The Sazerac

The Sazerac cocktail could arguably be one of the world's oldest cocktails. While various aspects of its history are often disputed, certain points are reasonably well known. It was in the 1830's that Antoine Peychaud opened up an apothecary shop in the French Quarter of New Orleans. One of the products that he sold here was his own special brand of bitters, still sold today as 'Peychaud's Bitters'. In those days, bitters were considered as a device to invigorate good digestion and good health. Thus it was purely for medicinal purposes that Mr. Peychaud would combine his bitters with brandy to cure the ailments of his friends and customers.

In the 1850's, Sewell Taylor, a friend of Mr. Peychauds, opened up what was in those days referred to as a 'Coffee House', but which was essentially a drinking establishment that would sell more alcoholic beverages then coffee. It was named the 'Sazerac Coffee House', after the 'Sazerac de Forge et Fils' brandy, which he exclusively imported and sold to his customers. Mr. Peychaud's cocktail became a regular drink of the establishment, and was made exclusively with the Sazerac Brandy, and thus was applied the name to which it is known to this day. Some years later, ownership of the Sazerac Coffee House changed hands, and it is believed that it was during this time that the base spirit was changed from Brandy, to Rye, and that 'Absinthe' was added as an ingredient.

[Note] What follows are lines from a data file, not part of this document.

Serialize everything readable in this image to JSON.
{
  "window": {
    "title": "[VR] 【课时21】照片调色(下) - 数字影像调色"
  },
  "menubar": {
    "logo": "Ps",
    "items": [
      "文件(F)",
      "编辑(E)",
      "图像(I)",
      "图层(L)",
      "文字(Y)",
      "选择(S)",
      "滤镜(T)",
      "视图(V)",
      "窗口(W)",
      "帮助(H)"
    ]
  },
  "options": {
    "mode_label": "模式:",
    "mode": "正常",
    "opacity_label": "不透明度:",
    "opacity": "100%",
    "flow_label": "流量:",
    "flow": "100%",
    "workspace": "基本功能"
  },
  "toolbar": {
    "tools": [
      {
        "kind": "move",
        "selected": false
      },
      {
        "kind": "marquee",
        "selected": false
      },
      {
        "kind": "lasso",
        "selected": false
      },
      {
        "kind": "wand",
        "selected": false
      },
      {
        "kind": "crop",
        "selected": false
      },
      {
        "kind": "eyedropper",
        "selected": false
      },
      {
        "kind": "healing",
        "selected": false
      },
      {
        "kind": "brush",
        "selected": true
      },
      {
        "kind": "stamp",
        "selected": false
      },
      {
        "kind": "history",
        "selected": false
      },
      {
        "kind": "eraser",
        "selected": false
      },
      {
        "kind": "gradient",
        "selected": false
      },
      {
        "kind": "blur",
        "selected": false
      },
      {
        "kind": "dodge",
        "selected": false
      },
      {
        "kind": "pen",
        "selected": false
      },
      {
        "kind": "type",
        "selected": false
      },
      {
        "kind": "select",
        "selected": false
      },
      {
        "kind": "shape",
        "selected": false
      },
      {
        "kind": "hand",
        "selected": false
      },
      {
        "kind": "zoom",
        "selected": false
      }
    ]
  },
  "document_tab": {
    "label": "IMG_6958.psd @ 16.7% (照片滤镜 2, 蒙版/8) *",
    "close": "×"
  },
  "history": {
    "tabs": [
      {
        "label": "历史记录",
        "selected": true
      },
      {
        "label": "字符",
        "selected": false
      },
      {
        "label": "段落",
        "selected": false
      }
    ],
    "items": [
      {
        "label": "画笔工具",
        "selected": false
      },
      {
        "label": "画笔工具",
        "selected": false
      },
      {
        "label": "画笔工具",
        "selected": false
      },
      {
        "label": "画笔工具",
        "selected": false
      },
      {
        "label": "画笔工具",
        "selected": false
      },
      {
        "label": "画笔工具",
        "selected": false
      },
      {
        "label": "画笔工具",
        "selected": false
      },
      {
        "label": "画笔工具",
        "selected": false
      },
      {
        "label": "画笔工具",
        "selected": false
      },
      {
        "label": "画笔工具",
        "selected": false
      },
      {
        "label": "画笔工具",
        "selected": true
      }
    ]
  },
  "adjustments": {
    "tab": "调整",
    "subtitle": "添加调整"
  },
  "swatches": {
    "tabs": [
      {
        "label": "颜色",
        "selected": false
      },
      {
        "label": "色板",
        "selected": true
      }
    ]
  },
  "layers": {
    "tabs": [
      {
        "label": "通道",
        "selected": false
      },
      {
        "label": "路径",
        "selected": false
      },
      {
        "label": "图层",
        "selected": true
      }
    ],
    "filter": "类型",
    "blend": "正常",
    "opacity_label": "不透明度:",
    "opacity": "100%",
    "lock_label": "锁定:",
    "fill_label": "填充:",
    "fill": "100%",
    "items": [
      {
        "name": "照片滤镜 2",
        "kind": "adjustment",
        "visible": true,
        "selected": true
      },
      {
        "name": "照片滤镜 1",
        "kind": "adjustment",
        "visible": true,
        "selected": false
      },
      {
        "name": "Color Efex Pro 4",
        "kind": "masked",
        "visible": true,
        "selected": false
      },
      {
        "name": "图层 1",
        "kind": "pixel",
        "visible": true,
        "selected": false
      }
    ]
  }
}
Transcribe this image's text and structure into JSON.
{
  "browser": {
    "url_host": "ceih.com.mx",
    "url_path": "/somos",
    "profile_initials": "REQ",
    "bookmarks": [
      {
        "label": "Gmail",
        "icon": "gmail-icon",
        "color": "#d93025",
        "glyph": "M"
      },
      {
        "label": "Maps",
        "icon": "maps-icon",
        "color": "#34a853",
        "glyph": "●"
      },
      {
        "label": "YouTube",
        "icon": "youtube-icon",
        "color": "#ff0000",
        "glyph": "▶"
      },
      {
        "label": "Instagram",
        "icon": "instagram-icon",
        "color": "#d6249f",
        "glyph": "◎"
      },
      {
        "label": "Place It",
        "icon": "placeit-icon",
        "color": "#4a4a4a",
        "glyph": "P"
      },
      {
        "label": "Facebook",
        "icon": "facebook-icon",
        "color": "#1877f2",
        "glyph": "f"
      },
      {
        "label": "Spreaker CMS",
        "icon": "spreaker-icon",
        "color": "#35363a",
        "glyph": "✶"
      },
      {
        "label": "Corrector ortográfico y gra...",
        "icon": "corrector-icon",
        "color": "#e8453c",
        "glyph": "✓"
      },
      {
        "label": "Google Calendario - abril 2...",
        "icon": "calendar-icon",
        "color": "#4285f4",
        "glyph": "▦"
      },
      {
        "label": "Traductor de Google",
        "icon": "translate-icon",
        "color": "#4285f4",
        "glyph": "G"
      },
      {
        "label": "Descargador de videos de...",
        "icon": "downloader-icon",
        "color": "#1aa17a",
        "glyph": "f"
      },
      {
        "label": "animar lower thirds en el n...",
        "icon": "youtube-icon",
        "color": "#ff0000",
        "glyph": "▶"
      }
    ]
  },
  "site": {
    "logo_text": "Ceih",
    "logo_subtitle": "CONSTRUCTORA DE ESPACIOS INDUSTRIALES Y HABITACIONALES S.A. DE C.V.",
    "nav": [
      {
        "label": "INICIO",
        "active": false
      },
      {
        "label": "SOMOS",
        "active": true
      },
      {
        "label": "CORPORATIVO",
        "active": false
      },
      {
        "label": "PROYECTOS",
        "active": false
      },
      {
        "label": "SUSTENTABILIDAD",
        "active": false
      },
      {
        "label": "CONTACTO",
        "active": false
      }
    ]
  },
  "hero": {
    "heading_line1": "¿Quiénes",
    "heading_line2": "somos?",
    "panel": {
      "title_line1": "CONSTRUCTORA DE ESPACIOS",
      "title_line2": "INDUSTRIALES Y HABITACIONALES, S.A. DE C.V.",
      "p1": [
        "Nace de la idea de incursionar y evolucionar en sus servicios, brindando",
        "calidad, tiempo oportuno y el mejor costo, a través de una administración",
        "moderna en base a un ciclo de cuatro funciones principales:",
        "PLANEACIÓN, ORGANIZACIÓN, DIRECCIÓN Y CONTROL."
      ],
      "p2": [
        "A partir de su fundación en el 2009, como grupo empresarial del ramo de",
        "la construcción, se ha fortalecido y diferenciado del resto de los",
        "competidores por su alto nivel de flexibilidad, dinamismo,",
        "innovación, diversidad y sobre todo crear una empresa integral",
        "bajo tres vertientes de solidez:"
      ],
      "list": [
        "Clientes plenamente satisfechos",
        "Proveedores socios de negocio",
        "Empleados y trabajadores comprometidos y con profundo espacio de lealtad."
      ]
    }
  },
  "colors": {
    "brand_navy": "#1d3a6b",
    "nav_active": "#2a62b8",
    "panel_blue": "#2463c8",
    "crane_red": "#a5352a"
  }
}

Method: Take two heavy-bottomed bar glasses; fill one with cracked ice and a lump of sugar with just enough water to moisten it. Crush the saturated lump of sugar with a bar spoon. Add a few drops of Peychaud's bitters, 60ml of Sazerac Rye whisky and several lumps of ice and stir briskly. Empty the contents into another glass, and in the original glass dash in several drops of absinthe, twirl the glass rapidly and shake out the absinthe. Enough of it will cling to the glass to impart the desired flavour. Strain into this glass the Rye whisky mixture.
Garnish with a twist a lemon peel.
- notes partially sourced from